When dividing property during a divorce, judges in Illinois must be equitable. This approach means you may not receive exactly half of everything you and your soon-to-be ex-spouse acquired during your marriage. You should end up with a fair share, though.
You can only fight for a fair share of marital property if you know the property exists. While tangible assets, such as furniture or a car, are difficult to disguise, intellectual property is often easier to hide.
Understanding intellectual property
If your spouse is an executive, inventor, entrepreneur or artist, he or she may regularly create intellectual property. In simple terms, intellectual property is an idea or work in which your spouse has a legally enforceable ownership interest.
Books, songs, artworks and product designs are common examples of intellectual property.
Finding intellectual property
Divorcing spouses have an obligation to disclose assets and debts. If your husband or wife fails to notify you about the intellectual property he or she owns, you probably have some options for finding it.
For example, you may choose to look for trademark, copyright or patent documentation in the appropriate government registry. A forensic accountant or private investigator may also be able to locate hidden intellectual property.

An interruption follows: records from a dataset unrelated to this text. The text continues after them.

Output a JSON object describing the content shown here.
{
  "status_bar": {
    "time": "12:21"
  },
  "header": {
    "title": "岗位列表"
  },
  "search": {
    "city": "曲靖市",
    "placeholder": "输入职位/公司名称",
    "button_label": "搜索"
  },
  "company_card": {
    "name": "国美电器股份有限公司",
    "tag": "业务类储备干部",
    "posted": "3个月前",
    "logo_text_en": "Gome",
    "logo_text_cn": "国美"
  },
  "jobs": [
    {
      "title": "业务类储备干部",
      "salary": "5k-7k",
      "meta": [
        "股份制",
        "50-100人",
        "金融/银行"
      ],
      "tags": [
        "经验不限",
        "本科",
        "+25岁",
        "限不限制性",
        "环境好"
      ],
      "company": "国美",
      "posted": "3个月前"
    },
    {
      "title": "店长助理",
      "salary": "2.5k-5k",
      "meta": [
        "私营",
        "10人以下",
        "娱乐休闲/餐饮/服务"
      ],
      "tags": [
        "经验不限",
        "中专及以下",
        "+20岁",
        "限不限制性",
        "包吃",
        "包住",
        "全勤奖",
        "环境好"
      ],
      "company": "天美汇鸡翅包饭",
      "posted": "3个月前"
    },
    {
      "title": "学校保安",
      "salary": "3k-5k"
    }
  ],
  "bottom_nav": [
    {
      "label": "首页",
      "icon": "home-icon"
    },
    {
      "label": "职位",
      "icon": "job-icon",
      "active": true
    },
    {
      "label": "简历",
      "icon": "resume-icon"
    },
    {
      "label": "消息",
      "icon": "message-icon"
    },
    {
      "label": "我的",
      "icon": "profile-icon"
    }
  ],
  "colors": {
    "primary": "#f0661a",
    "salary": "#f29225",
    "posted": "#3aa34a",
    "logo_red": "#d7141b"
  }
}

Winning intellectual property
In the lead-up to your divorce, you and your spouse may try to negotiate a settlement agreement. If you are successful, a judge is likely to respect the deal you make. If not, the judge must decide what happens to intellectual property and other assets.
You do not want to discover you missed out on something valuable after your divorce is final. By working diligently to find hidden intellectual property, you can fight aggressively for every tangible and intangible asset you deserve.